:: Records for processing ::
....

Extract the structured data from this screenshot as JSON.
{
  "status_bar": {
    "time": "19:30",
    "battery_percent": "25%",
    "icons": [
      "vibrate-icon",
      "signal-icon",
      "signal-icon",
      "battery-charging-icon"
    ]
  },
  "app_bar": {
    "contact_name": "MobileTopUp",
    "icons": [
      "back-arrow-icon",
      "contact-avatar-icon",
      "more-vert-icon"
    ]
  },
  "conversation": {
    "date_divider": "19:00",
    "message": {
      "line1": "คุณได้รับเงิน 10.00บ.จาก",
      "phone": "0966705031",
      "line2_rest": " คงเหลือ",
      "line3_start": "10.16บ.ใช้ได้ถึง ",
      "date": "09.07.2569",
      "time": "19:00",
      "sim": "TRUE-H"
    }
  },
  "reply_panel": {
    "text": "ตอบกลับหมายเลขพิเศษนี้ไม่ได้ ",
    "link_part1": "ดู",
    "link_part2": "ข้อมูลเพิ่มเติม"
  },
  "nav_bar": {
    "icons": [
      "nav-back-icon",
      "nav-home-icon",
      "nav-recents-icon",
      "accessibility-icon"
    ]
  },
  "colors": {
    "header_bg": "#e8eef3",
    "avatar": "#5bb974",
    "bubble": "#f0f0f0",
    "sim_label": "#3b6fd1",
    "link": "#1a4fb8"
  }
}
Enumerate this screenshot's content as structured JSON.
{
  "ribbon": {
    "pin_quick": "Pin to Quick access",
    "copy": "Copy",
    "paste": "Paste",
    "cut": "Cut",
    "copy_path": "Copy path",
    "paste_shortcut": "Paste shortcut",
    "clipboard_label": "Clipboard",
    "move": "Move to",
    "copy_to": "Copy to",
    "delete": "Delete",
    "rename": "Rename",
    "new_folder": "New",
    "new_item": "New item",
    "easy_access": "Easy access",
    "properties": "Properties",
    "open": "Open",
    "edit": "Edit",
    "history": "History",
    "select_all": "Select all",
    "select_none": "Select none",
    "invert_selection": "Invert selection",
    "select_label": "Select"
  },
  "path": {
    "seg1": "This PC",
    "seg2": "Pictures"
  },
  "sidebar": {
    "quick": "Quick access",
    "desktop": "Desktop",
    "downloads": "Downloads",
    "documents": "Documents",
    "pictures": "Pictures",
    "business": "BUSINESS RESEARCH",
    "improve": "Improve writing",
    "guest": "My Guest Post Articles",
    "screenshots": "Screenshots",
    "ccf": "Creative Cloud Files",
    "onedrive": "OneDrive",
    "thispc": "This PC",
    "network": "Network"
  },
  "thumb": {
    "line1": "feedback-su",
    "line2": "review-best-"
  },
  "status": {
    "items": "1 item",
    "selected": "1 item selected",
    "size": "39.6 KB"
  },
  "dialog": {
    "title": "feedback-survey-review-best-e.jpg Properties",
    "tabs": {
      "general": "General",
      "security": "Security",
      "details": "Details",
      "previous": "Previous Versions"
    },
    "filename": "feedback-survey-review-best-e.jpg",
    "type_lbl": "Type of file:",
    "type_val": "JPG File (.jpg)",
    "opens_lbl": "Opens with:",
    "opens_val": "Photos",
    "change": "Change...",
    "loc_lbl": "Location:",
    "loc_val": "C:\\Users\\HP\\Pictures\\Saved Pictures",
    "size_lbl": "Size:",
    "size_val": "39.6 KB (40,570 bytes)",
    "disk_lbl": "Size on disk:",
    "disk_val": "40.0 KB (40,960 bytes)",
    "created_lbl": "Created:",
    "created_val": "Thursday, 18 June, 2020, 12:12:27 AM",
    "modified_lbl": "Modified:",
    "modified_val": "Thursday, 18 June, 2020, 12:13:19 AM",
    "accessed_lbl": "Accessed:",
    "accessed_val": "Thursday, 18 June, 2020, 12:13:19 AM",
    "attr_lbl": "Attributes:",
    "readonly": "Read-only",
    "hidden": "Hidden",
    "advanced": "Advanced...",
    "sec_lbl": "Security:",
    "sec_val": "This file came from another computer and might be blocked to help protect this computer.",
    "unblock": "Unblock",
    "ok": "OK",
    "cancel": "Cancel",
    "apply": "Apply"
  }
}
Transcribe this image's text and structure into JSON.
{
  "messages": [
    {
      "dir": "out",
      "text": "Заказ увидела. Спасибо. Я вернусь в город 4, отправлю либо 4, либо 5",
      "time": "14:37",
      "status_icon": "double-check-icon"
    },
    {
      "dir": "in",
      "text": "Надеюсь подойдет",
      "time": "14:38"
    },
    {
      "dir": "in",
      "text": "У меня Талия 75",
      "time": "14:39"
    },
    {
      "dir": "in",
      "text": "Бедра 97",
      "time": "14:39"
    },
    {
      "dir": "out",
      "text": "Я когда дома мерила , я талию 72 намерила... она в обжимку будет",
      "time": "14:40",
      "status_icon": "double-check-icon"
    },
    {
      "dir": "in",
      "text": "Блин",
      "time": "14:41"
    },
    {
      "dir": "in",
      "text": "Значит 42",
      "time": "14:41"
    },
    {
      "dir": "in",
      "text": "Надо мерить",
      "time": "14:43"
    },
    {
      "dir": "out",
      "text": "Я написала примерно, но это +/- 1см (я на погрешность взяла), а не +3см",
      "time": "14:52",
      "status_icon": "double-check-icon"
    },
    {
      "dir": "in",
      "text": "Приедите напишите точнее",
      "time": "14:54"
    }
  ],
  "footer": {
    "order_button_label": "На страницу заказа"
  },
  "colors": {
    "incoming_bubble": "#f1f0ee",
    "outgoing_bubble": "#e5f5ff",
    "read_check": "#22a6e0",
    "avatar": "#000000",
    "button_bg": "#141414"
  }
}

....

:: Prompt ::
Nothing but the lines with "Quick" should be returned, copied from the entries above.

:: Exercise result ::
    "pin_quick": "Pin to Quick access",
    "quick": "Quick access",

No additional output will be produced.